(Page and application data records)
+ + +
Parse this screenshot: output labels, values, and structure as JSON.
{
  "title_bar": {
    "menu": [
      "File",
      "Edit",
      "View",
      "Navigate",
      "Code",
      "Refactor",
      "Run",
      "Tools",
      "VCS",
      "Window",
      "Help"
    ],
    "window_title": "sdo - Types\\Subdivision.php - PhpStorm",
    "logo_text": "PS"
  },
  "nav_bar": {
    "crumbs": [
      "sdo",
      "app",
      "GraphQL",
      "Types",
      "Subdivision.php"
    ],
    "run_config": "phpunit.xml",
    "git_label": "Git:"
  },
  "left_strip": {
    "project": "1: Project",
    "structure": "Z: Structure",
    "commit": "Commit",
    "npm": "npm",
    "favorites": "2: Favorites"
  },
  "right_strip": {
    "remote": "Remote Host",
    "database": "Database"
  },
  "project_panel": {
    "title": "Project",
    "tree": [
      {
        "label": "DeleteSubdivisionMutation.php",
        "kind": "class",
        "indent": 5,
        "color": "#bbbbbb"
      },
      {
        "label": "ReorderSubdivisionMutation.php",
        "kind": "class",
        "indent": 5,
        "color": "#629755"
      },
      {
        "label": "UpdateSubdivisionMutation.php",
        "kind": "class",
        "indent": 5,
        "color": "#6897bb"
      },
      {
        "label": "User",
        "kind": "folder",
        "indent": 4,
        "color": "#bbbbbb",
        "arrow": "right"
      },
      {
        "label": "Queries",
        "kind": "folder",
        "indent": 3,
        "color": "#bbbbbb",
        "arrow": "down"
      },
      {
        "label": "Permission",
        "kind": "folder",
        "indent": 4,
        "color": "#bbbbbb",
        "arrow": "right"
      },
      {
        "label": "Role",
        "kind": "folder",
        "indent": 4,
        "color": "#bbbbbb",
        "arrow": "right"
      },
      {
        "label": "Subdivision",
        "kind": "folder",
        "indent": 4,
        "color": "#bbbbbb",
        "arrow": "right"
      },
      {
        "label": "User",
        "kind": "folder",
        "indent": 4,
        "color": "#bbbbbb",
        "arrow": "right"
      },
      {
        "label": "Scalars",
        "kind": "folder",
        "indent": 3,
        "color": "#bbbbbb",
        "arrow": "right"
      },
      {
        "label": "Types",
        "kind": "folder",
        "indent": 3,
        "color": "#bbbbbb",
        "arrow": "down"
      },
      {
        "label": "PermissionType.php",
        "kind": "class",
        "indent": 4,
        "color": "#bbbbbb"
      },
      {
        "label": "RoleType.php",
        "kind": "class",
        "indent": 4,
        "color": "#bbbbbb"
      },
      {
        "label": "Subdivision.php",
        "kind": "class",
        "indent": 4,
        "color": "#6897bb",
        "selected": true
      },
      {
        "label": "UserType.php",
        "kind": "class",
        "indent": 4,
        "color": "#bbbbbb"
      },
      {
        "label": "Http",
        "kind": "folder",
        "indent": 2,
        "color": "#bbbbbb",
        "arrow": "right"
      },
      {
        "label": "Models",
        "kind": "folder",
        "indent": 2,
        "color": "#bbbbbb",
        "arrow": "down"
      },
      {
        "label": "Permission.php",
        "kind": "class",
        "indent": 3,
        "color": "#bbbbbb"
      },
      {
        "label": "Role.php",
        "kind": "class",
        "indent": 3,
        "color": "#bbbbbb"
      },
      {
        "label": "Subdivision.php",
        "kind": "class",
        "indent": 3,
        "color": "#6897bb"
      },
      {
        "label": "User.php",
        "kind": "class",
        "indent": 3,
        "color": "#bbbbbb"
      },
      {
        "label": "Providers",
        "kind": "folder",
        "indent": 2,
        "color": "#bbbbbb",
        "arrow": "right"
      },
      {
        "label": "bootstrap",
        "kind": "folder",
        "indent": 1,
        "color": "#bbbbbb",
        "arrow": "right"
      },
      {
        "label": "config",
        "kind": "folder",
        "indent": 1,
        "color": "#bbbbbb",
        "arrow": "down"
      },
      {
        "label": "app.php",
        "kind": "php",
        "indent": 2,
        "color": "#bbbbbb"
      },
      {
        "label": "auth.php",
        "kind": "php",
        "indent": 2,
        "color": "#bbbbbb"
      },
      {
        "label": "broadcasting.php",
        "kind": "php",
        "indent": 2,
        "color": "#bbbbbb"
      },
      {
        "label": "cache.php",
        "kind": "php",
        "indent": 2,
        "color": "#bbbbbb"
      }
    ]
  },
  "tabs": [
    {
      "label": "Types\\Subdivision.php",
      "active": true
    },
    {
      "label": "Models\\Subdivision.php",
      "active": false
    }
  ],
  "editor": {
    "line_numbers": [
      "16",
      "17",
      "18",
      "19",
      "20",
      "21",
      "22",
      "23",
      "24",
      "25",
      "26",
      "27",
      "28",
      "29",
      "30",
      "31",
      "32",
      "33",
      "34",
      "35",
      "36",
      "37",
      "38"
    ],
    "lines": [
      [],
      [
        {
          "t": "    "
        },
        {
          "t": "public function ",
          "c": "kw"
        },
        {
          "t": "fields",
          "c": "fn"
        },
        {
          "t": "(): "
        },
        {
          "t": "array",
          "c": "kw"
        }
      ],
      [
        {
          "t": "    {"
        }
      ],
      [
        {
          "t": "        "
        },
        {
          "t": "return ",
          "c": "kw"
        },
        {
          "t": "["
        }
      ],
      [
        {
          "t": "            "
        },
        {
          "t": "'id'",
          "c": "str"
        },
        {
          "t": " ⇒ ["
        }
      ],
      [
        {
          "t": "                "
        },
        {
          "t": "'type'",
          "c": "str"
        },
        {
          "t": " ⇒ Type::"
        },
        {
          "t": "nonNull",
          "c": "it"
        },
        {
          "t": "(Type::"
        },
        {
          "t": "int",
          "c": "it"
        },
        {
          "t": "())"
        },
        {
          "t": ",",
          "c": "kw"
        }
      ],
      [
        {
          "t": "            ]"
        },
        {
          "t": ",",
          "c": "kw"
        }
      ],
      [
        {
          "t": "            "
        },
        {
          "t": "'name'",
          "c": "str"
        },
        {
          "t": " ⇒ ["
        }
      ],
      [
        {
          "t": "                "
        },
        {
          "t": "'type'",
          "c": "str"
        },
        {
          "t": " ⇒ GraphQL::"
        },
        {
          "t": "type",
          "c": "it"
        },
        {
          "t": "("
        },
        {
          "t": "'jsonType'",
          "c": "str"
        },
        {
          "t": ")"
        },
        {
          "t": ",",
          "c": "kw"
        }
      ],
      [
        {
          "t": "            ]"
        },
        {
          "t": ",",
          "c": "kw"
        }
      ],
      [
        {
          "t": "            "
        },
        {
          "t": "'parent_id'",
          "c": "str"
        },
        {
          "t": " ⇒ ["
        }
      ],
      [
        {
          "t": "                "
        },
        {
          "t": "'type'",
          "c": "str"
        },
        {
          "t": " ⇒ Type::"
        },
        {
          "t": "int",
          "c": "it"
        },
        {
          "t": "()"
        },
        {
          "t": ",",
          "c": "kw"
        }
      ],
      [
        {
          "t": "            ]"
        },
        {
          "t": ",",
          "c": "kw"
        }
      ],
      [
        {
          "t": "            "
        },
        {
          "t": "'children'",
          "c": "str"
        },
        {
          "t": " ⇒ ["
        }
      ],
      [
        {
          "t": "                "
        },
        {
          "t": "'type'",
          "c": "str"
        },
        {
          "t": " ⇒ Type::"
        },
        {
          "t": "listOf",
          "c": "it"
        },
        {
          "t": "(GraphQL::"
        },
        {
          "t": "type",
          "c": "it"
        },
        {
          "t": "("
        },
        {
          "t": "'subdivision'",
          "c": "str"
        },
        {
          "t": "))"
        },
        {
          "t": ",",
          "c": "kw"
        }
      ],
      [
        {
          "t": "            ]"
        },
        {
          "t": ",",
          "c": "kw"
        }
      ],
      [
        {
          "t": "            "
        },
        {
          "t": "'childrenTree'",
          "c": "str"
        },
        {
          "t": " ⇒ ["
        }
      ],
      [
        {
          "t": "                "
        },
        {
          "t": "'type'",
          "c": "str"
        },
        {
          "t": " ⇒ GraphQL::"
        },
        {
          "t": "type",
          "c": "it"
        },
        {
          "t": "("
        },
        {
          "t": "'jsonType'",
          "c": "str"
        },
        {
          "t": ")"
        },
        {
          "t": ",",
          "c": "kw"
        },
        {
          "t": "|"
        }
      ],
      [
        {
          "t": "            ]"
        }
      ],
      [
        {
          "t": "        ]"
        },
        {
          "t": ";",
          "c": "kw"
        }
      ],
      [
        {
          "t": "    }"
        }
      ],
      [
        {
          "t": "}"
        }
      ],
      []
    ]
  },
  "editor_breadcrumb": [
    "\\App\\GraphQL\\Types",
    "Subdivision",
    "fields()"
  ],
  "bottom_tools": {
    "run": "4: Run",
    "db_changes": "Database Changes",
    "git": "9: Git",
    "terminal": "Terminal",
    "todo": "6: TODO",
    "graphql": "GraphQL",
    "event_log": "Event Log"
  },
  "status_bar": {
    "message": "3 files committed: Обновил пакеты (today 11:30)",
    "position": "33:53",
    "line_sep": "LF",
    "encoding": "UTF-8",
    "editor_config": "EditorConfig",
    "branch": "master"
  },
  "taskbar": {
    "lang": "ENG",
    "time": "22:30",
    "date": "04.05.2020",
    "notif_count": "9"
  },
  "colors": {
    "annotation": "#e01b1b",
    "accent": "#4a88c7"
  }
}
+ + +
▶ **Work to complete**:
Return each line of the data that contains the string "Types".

▶ **Your response**:
    "window_title": "sdo - Types\\Subdivision.php - PhpStorm",
      "Types",
        "label": "Types",
      "label": "Types\\Subdivision.php",
    "\\App\\GraphQL\\Types",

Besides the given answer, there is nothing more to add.